» Your goal
For the word "name", state how many lines below contain it. Give no other text.

» Source data
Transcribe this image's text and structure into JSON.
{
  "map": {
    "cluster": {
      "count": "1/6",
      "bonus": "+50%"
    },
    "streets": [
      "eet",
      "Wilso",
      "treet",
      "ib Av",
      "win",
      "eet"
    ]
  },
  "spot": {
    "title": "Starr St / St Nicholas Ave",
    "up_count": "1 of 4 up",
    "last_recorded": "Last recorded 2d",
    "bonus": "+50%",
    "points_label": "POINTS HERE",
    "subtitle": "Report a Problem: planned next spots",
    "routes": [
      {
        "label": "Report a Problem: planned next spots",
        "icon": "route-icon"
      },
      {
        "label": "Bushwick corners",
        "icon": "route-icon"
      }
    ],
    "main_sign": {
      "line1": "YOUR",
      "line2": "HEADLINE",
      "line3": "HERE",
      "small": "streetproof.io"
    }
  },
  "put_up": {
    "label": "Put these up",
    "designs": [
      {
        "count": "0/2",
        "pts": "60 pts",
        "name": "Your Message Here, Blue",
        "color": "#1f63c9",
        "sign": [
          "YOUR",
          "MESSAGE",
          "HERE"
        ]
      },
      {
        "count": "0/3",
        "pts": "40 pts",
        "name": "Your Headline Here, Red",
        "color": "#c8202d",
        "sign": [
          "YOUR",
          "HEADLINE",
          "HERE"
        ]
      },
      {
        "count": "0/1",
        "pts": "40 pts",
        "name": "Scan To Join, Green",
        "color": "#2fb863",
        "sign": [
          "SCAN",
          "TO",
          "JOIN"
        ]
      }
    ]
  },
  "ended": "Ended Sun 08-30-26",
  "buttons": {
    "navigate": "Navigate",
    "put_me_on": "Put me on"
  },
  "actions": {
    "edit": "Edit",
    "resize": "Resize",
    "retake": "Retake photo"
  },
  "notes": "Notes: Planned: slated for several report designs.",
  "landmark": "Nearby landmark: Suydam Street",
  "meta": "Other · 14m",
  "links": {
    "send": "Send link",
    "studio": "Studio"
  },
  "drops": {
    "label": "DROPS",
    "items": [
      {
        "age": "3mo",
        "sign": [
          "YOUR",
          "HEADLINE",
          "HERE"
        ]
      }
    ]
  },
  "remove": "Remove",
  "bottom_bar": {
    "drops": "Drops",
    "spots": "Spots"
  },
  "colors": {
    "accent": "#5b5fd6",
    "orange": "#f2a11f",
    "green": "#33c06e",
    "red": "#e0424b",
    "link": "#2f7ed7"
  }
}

» Reply
3